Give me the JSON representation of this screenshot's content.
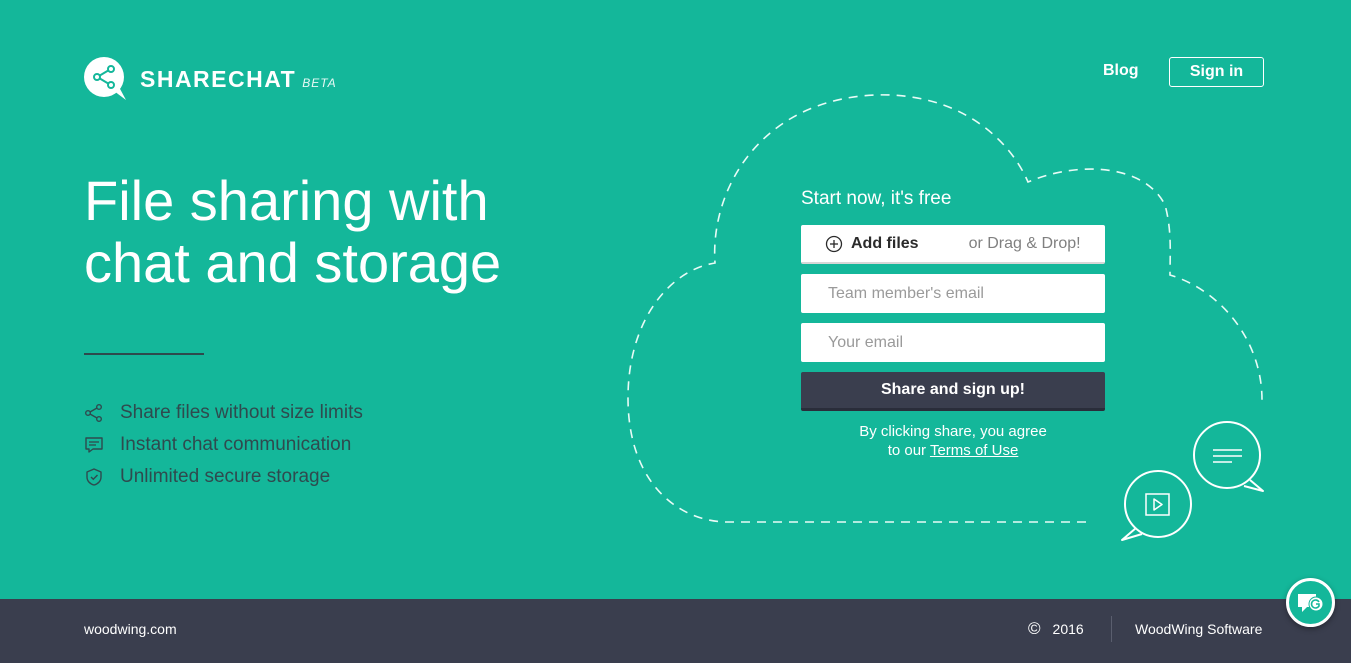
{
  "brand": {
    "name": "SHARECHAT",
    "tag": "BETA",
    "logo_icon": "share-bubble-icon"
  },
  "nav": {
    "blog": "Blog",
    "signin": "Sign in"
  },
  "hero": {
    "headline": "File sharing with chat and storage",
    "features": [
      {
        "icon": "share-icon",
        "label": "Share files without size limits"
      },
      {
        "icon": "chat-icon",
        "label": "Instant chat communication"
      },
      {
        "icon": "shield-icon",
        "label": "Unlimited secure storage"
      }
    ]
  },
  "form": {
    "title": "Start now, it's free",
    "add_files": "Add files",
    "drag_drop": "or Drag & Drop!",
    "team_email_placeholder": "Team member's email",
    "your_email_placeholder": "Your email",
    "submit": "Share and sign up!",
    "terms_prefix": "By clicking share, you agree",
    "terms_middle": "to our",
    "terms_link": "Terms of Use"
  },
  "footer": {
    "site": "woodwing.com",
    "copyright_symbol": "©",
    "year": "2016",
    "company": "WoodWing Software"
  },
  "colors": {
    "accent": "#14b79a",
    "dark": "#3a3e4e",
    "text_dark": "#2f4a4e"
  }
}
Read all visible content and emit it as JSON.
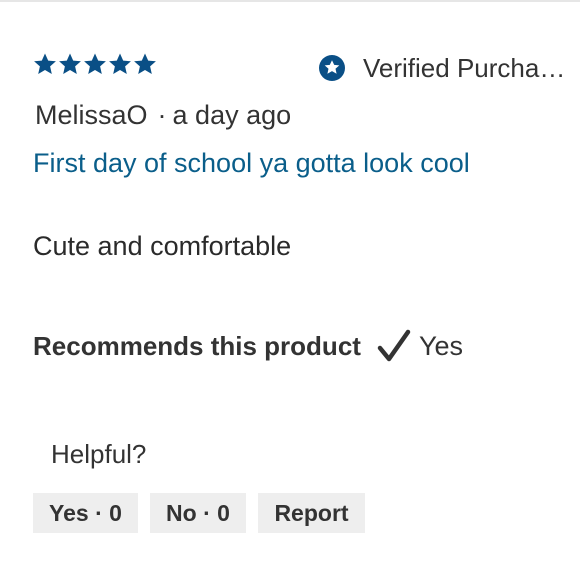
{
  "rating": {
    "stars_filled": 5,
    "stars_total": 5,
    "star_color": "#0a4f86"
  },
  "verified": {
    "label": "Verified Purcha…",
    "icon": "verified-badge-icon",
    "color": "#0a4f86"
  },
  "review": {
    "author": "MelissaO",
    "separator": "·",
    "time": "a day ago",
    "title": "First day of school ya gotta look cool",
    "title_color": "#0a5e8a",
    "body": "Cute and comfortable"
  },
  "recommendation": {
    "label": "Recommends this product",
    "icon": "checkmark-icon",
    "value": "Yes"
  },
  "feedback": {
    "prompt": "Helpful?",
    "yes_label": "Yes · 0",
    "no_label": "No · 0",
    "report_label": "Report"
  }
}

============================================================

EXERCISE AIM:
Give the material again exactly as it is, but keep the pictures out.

WRITTEN SOLUTION:
Give me the JSON representation of this screenshot's content.
{
  "brand": {
    "name": "SHARECHAT",
    "tag": "BETA",
    "logo_icon": "share-bubble-icon"
  },
  "nav": {
    "blog": "Blog",
    "signin": "Sign in"
  },
  "hero": {
    "headline": "File sharing with chat and storage",
    "features": [
      {
        "icon": "share-icon",
        "label": "Share files without size limits"
      },
      {
        "icon": "chat-icon",
        "label": "Instant chat communication"
      },
      {
        "icon": "shield-icon",
        "label": "Unlimited secure storage"
      }
    ]
  },
  "form": {
    "title": "Start now, it's free",
    "add_files": "Add files",
    "drag_drop": "or Drag & Drop!",
    "team_email_placeholder": "Team member's email",
    "your_email_placeholder": "Your email",
    "submit": "Share and sign up!",
    "terms_prefix": "By clicking share, you agree",
    "terms_middle": "to our",
    "terms_link": "Terms of Use"
  },
  "footer": {
    "site": "woodwing.com",
    "copyright_symbol": "©",
    "year": "2016",
    "company": "WoodWing Software"
  },
  "colors": {
    "accent": "#14b79a",
    "dark": "#3a3e4e",
    "text_dark": "#2f4a4e"
  }
}
Read all visible content and emit it as JSON.
{
  "rating": {
    "stars_filled": 5,
    "stars_total": 5,
    "star_color": "#0a4f86"
  },
  "verified": {
    "label": "Verified Purcha…",
    "icon": "verified-badge-icon",
    "color": "#0a4f86"
  },
  "review": {
    "author": "MelissaO",
    "separator": "·",
    "time": "a day ago",
    "title": "First day of school ya gotta look cool",
    "title_color": "#0a5e8a",
    "body": "Cute and comfortable"
  },
  "recommendation": {
    "label": "Recommends this product",
    "icon": "checkmark-icon",
    "value": "Yes"
  },
  "feedback": {
    "prompt": "Helpful?",
    "yes_label": "Yes · 0",
    "no_label": "No · 0",
    "report_label": "Report"
  }
}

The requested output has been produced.